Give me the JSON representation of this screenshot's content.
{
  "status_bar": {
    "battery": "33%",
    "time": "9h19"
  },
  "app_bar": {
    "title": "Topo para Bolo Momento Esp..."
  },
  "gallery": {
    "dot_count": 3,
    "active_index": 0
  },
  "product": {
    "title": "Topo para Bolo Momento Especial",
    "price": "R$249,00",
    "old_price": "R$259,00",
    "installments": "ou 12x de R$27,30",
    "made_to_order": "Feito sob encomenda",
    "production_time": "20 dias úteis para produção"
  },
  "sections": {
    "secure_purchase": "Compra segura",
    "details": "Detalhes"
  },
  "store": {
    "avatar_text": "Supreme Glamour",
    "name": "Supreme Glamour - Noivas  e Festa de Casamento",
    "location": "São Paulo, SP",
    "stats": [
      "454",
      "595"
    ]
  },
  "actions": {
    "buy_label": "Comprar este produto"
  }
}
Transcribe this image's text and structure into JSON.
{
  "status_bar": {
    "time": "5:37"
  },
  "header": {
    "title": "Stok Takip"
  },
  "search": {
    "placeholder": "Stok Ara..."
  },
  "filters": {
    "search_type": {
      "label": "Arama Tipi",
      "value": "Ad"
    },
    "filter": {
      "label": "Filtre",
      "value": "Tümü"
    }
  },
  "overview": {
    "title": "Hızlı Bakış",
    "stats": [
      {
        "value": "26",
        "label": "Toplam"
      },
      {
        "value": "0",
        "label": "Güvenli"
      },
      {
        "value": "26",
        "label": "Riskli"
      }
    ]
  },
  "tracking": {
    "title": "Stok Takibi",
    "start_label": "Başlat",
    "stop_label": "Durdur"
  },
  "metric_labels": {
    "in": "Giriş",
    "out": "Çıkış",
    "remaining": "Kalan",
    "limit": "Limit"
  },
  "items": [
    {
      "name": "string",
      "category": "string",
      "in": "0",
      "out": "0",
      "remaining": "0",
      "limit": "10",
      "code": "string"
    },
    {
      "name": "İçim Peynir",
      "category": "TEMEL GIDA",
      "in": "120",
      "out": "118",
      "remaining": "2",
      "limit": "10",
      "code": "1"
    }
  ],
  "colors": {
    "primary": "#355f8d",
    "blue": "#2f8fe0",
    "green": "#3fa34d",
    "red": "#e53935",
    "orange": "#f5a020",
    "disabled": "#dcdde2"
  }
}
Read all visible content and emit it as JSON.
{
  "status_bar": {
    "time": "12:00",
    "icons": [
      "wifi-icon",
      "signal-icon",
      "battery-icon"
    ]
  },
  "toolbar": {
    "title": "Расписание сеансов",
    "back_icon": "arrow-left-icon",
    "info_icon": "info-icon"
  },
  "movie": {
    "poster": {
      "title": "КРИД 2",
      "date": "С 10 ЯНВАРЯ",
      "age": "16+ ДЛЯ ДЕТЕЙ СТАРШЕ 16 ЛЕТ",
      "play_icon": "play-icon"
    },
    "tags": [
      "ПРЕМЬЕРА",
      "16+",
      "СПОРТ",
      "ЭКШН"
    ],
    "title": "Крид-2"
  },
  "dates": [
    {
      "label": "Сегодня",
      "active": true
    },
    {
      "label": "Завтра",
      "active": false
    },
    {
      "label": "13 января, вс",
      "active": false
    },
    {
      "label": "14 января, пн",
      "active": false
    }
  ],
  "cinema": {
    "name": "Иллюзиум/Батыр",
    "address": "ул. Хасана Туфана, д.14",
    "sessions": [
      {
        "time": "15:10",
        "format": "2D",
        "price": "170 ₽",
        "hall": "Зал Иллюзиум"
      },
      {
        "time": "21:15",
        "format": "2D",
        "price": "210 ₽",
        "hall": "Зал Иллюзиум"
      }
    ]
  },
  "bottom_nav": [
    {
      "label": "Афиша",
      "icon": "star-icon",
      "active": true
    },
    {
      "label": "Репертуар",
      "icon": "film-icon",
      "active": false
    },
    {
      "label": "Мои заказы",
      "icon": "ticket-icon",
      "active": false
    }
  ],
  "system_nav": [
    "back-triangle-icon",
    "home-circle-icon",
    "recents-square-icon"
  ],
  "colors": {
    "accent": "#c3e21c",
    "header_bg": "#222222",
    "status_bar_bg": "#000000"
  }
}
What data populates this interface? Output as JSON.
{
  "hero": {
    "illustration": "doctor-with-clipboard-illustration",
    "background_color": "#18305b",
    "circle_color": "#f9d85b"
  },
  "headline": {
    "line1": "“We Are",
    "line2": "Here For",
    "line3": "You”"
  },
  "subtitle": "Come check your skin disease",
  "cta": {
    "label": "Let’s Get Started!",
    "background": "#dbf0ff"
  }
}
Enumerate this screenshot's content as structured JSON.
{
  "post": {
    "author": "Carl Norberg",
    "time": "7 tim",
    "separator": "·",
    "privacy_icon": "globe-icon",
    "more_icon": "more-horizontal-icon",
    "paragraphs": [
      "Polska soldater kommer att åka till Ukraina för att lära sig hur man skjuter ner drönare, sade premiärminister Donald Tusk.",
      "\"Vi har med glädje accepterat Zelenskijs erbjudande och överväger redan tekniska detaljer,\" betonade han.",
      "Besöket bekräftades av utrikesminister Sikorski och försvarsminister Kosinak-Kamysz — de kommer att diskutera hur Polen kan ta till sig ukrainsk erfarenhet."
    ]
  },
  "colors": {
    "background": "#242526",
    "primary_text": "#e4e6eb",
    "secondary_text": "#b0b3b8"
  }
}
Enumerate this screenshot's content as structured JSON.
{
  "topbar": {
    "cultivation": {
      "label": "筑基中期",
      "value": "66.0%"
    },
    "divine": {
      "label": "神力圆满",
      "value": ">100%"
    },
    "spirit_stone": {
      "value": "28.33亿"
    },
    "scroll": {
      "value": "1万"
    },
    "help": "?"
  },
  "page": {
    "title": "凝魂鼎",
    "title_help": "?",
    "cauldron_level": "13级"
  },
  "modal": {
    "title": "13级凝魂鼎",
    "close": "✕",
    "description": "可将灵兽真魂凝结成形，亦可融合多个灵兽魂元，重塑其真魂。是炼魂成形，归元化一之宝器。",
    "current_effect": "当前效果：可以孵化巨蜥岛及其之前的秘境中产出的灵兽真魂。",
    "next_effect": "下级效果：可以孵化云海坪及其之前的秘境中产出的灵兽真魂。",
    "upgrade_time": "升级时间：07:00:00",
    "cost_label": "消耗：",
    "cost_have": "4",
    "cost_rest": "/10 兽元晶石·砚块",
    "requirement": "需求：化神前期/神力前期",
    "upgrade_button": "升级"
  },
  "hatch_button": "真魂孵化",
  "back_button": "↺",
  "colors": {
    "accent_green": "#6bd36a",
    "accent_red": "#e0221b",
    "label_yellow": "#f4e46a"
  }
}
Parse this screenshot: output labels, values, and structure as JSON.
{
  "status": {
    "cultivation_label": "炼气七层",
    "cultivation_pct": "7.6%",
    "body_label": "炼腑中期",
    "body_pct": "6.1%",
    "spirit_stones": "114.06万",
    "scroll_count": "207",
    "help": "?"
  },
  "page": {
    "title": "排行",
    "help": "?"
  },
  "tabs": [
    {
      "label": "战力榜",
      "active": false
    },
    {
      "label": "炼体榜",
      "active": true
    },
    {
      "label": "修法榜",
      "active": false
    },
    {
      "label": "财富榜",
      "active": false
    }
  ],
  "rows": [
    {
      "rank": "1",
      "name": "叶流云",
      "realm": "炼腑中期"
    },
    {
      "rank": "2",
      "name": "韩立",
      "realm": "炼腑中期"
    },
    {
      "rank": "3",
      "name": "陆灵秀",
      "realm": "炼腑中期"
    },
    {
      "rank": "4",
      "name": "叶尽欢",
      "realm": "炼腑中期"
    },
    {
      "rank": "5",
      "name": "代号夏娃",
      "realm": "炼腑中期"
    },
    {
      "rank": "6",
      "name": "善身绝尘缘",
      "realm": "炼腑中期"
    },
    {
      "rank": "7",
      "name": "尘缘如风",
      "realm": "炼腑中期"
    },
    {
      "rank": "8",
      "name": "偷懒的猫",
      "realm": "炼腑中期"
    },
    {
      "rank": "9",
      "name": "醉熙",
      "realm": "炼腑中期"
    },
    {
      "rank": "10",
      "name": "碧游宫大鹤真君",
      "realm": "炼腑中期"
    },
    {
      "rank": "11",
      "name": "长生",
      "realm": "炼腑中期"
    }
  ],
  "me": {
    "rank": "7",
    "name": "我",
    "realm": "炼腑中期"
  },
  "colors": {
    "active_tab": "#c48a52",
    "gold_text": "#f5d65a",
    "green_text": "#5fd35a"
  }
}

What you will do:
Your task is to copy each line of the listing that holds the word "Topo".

Response box:
    "title": "Topo para Bolo Momento Esp..."
    "title": "Topo para Bolo Momento Especial",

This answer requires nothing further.